About this task => In the data that follows, every line containing the word "cloud" should be returned.

---------- Source information ----------

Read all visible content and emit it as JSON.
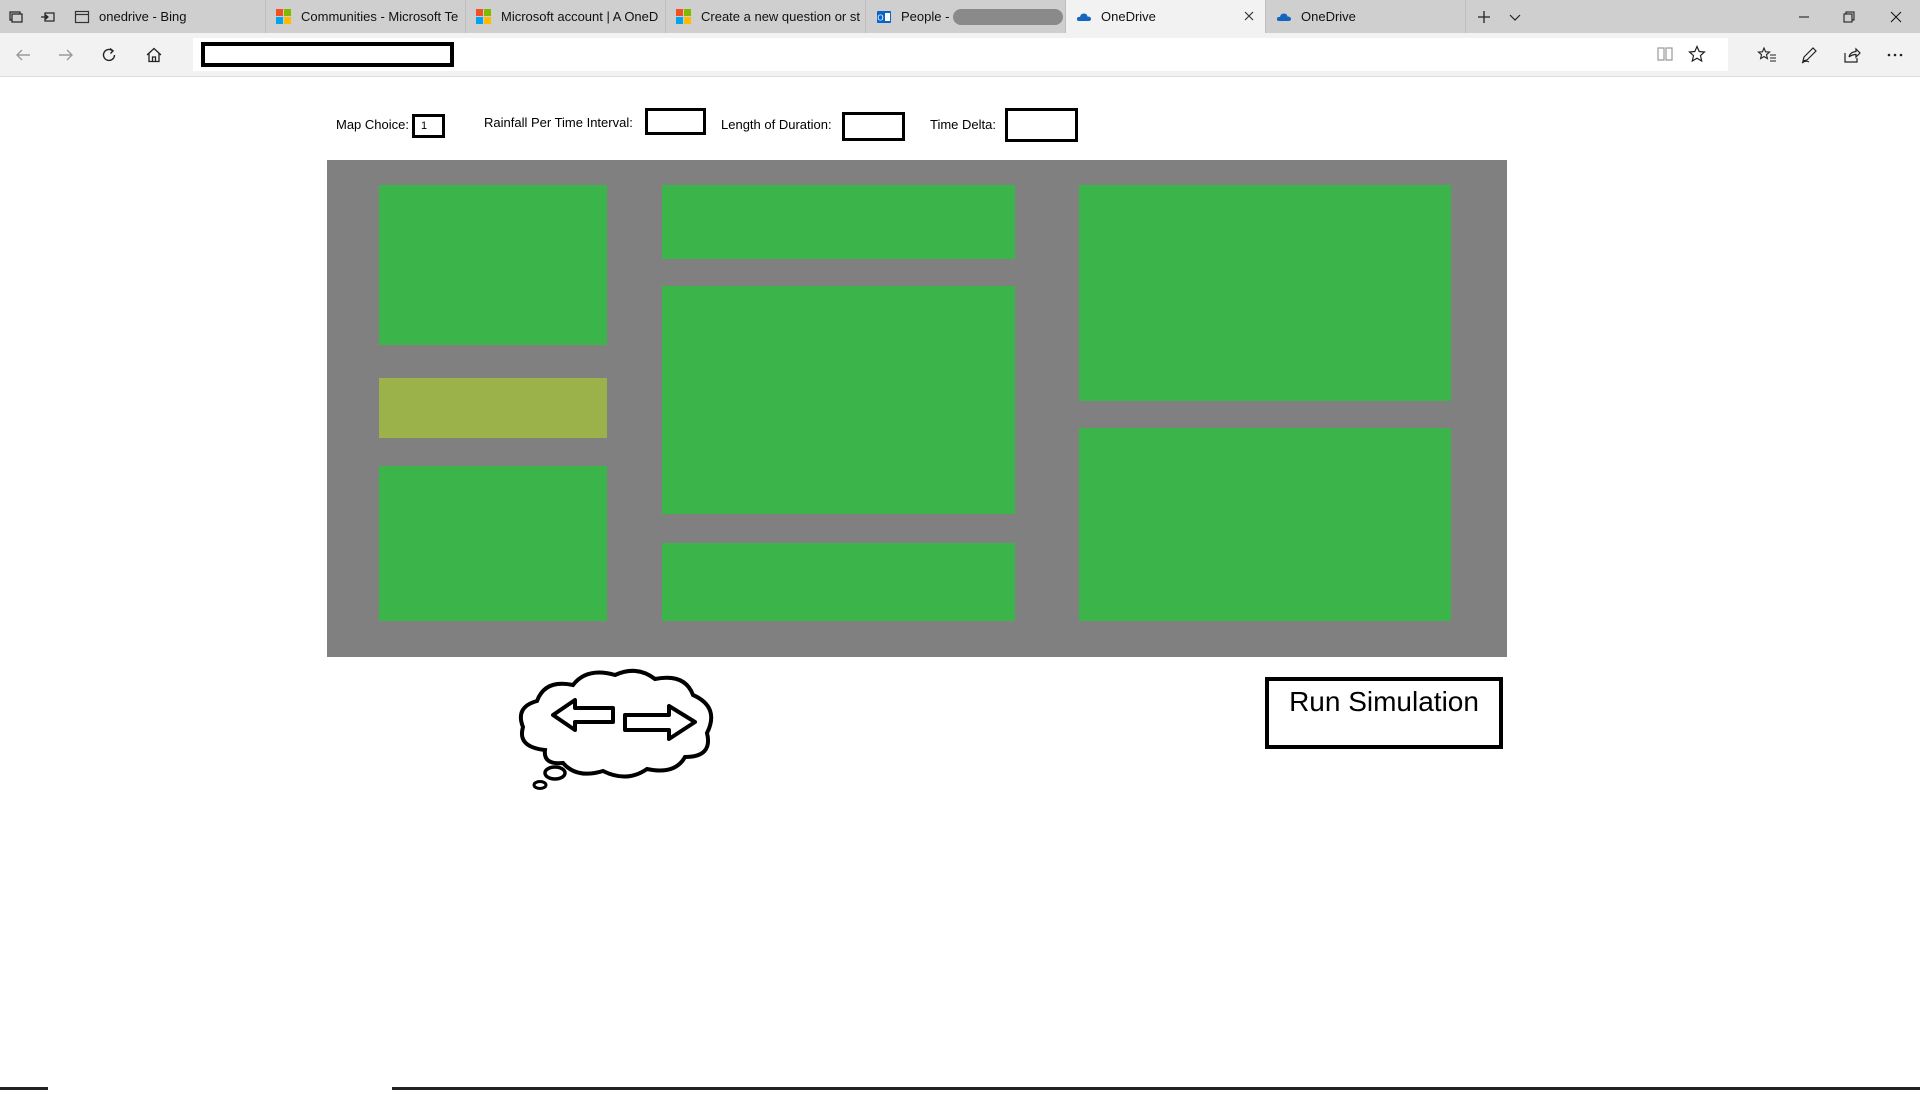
{
  "browser": {
    "tabs": [
      {
        "label": "onedrive - Bing",
        "icon": "page-icon"
      },
      {
        "label": "Communities - Microsoft Te",
        "icon": "microsoft-logo-icon"
      },
      {
        "label": "Microsoft account | A OneD",
        "icon": "microsoft-logo-icon"
      },
      {
        "label": "Create a new question or st",
        "icon": "microsoft-logo-icon"
      },
      {
        "label": "People -",
        "icon": "outlook-icon"
      },
      {
        "label": "OneDrive",
        "icon": "onedrive-cloud-icon",
        "active": true
      },
      {
        "label": "OneDrive",
        "icon": "onedrive-cloud-icon"
      }
    ],
    "address_value": ""
  },
  "form": {
    "map_choice_label": "Map Choice:",
    "map_choice_value": "1",
    "rainfall_label": "Rainfall Per Time Interval:",
    "rainfall_value": "",
    "duration_label": "Length of Duration:",
    "duration_value": "",
    "time_delta_label": "Time Delta:",
    "time_delta_value": ""
  },
  "map": {
    "road_color": "#808080",
    "grass_color": "#3bb54a",
    "highlight_color": "#9bb24a"
  },
  "run_button_label": "Run Simulation",
  "icons": {
    "map_nav": "cloud-with-left-right-arrows-icon"
  }
}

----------

Output of the task =>
        "icon": "onedrive-cloud-icon",
        "icon": "onedrive-cloud-icon"
    "map_nav": "cloud-with-left-right-arrows-icon"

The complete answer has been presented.